There could be a reason for us to think so. First, we actually like ‘’lie’’. While on the court people dig the hidden truth, in the art exhibition we are quite tolerant to the ‘vague things’. The court just needs dry fact, yet the audiences of the art exhibition might unconsciously be looking for sort of ‘’meaning’’ embedded in the art, something bigger-than-life. However, do we search any philosophical meaning in Chopin’s Nocturne? I think most of us don’t.
On the other hand, there is nothing wrong about attaching artist statement, I myself sometimes also try to ‘’explain’’ my artwork, but I’m just wondering if music can speak to us directly, why the art can’t be self-explained considering it’s a visual language?
Artist is a logic person –
People like to think artist is sort of ‘’special species’’, or sometimes the profile of a ‘’psycho’’ seems to be much closer to an artist. However, as we know, old masters in Renaissance time are very logic people. In fact, putting abstract art aside, the starting point of art is all about observation – proportion, angles, volumes, lighting, negative spaces, etc., Even Picasso can give you an “abstract” bull, that’s only because, as he said, I can draw as good as Raphael when I was a teenager.

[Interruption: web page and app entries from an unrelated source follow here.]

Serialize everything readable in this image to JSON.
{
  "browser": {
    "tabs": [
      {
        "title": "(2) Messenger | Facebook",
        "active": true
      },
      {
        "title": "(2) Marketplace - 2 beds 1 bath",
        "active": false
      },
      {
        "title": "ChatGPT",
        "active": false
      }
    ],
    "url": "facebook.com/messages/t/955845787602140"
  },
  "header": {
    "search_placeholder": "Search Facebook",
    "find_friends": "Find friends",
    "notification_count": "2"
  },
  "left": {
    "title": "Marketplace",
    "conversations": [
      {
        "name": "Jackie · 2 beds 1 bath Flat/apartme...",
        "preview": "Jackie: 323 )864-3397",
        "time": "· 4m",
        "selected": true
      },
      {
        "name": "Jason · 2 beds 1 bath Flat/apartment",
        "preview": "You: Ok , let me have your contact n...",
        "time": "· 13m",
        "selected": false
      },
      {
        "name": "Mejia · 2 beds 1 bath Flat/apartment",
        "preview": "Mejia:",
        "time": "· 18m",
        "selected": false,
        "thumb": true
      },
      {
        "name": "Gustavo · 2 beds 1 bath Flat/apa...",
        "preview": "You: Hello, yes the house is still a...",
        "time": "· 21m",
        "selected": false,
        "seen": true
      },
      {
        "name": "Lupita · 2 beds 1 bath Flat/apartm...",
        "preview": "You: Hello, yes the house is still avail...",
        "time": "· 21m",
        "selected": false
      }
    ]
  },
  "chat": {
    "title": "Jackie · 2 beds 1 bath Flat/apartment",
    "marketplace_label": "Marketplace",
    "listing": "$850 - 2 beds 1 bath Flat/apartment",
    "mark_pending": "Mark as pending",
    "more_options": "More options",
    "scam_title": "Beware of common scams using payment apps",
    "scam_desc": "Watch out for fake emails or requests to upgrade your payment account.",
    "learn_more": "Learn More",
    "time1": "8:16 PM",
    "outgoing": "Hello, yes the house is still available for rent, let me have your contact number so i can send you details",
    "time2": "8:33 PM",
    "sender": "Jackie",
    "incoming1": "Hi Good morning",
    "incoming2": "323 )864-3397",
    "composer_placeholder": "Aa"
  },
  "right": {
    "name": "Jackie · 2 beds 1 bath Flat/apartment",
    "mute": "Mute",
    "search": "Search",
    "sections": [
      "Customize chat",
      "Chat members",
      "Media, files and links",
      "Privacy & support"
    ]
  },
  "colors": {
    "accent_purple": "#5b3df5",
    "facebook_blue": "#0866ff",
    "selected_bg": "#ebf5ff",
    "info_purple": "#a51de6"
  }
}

If someone says, I cannot capture such realistic object, that most likely because he or she didn’t observe well, particularly for us modern people living in an age dominated by technology. Most of time, we only look, but never observe. OR, we look at the outside world through camera or mobile phone, but even the machine can record the reality in the most precise way, it doesn’t ‘’observe’’ too. Sometimes, drawing is about geometric problem, although nobody really uses the ruler to measure the angle between the eyes and the nose.
So, Impressionism, Fauvism or Cubism, or whatever ‘’ism’’, they are all rooted from the necessity of ‘’marketing differentiation’’, not the deficiency of skill set.
What do you think about running an ice cream shop near the beach? We can sell vanilla gelato on Monday, then chocolate gelato on Wednesday, finally we will have an ‘’abstract gelato’’( in an empty cone) on Sunday, but the most important thing is, we need to know how to make a real ice cream at first.
So if we can make both real ice cream and abstract ice cream, can we succeed? –
You need him – Ambroise Vollard. Just him.
Picasso said, ‘’The most beautiful woman who ever lived never had her portrait painted, drawn or engraved any oftener than Vollard…’’
So google him.
Finally, today’s takeaway --
- 1. Learn from old masters: Peter Paul Rubens, Gian Lorenzo Bernini, Anthony Van Dyck, Michelangelo Merisi da Caravaggio, Ilya Repin(Russian), etc., -- They all can make real ice cream.
- 2. In the future, AI might take Artist’s job as around 50% of content will be automated. Check out this: Could a robot do your job? (http://www.abc.net.au/news/2017-08-08/could-a-robot-do-your-job-artificial-intelligence/8782174 )
Bonus in the takeaway --
- “Artificial intelligence and automation are coming, so what will we all do for work?” (http://www.abc.net.au/news/2017-08-09/artificial-intelligence-automation-jobs-of-the-future/8786962)